In 2009, the Henríquez family filed to be recognized as victims under the Crime Victims’ Rights Act of 2004. Their pursuit to honor the memory of Julio Henriquez Santamaria finally put the family in front of their victimizer. Serna did not flinch, make any gestures, or react to the tragic recounting of the family’s suffering. When asked if he wished to state anything for the record, Serna simply shook his head and his lawyer explained he had written a letter asking for forgiveness.

After more than 5 hours, the judge finally sentenced Serna to sixteen and half years in federal prison on drug trafficking charges.

Truth and Justice for Victims of the Conflict

The extradition of Serna to the United States with other known paramilitary leaders meant that other families in Colombia were not able to learn the truth behind their family members’ disappearance or death. As the Center for Justice and Accountability noted, the Justice and Peace Law initially failed “to provide adequate incentives for truth telling and reparations.”

In 2006, the Colombian Constitutional Court strengthened the Justice and Peace Law, granting victims a central role, increasing the maximum punishment to eight years in prison, and demanding full and truthful confessions.

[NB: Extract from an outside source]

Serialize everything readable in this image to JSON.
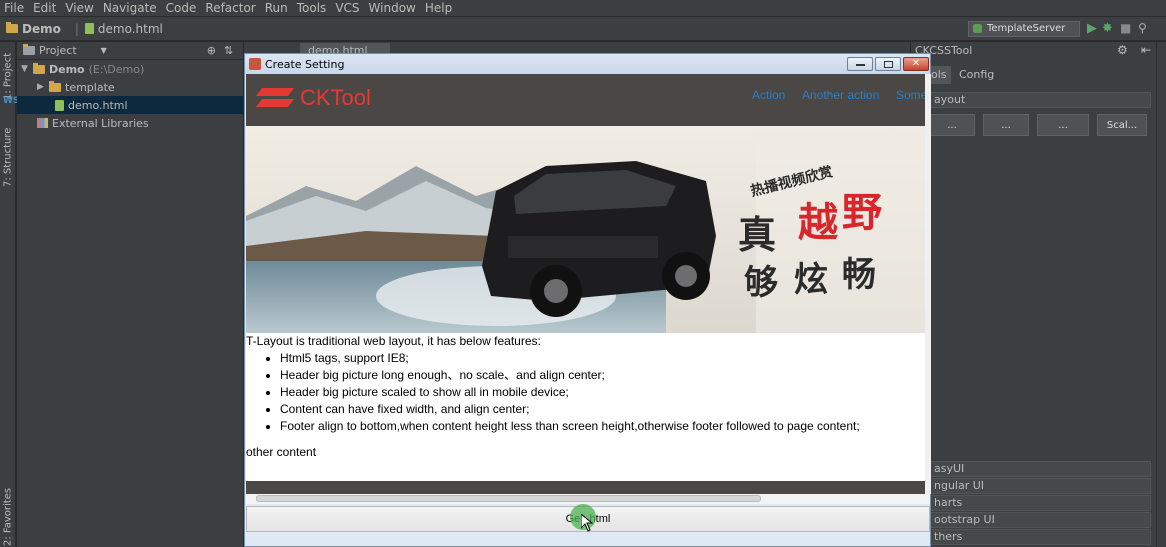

It is impossible to know how things would have been different if the leaders had not been extradited — whether more truth would have been divulged, whether greater or quicker justice would have been done, and whether the paramilitary groups would have been more successfully, or less successfully, dismantled.

As Colombia enters a new process of transitional justice following the signing of the peace accords, victims face a renewed opportunity to seek truth, justice, reparations and assurance of non-repetition. The approved law, the Special Jurisdiction for Peace, will be the mechanism that establishes the parameters for judging those responsible for crimes against humanity and serious war crimes committed during the armed conflict.

WOLA has already expressed concerns over the reconciled text of the law that waters down the definition of command responsibility, likely prompting military officers to avoid punishment. A separate concern is that it will be much harder to prosecute civilians who aided illegal armed groups and participated in the armed conflict as their participation in the Special Jurisdiction for Peace is now voluntary.

Colombia’s Constitutional Court is once again tasked with giving the final say about the strength of the law, and if it falls inline with international standards. Successful implementation of this new transitional justice model will be a dignified opportunity for victims, like the Henríquez family, to be at the center of a process where their rights to learn the full truth of past events, receive reparations, and obtain guarantees of non-repetition will be truly satisfied.